======== RECORDS

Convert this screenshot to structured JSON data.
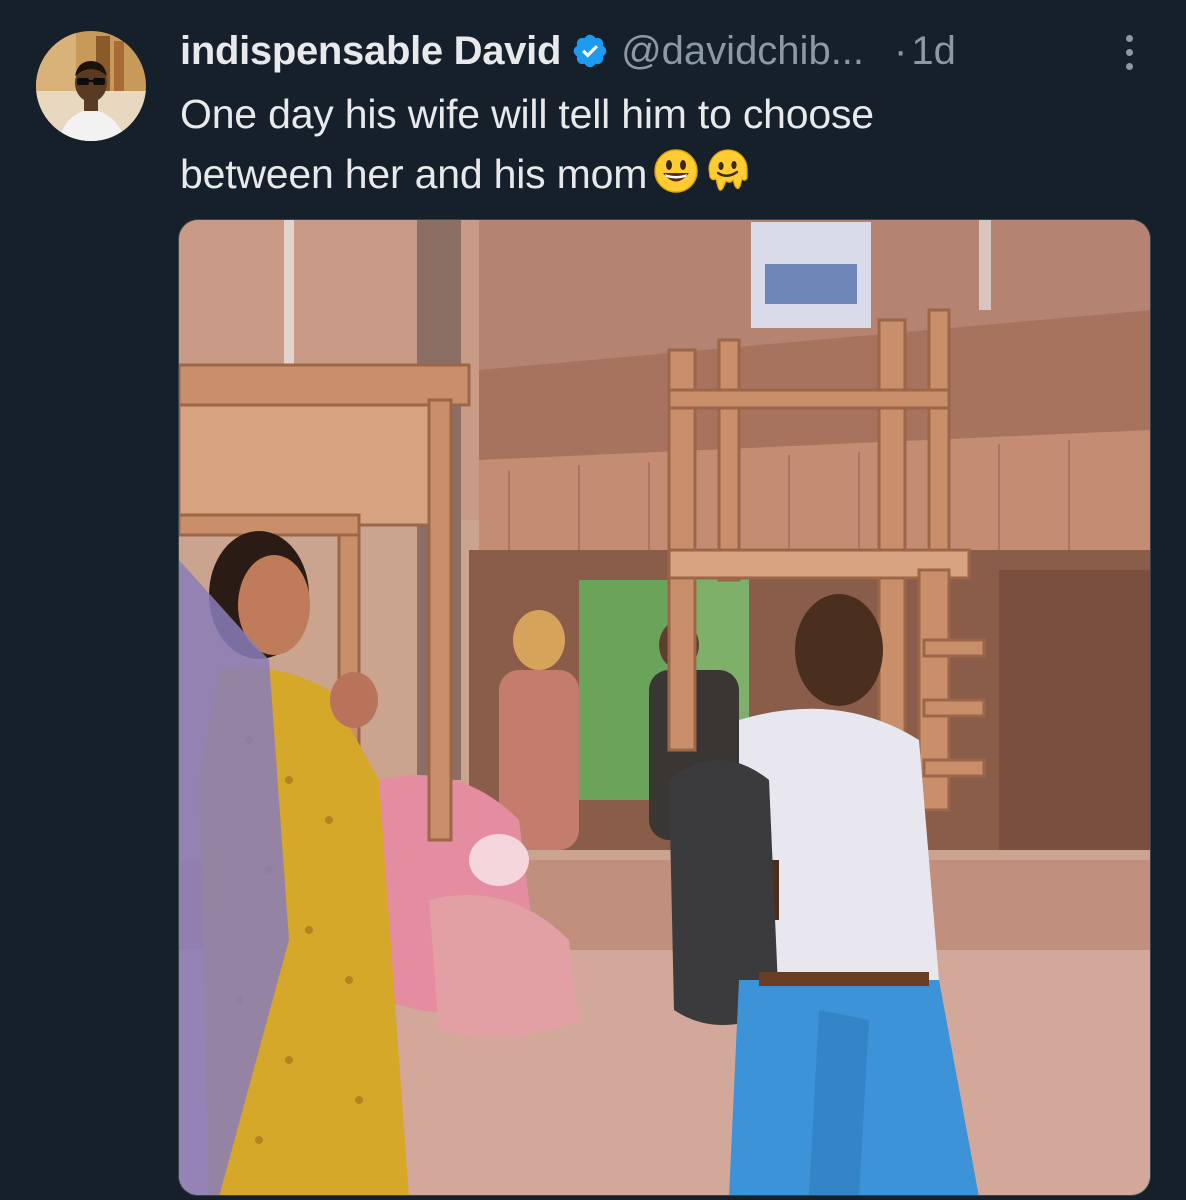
{
  "tweet": {
    "author": {
      "display_name": "indispensable David",
      "handle": "@davidchib...",
      "verified": true,
      "verified_icon": "verified-badge-icon"
    },
    "separator": "·",
    "time_ago": "1d",
    "more_icon": "more-options-icon",
    "text_line1": "One day his wife will tell him to choose",
    "text_line2": "between her and his mom",
    "emojis": [
      "grinning-face-emoji",
      "melting-face-emoji"
    ],
    "media": {
      "type": "photo"
    }
  },
  "colors": {
    "background": "#15202b",
    "text_primary": "#e7e9ea",
    "text_secondary": "#8b98a5",
    "verified_blue": "#1d9bf0"
  }
}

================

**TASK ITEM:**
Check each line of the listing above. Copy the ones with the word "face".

**EXPECTED ANSWER:**
      "grinning-face-emoji",
      "melting-face-emoji"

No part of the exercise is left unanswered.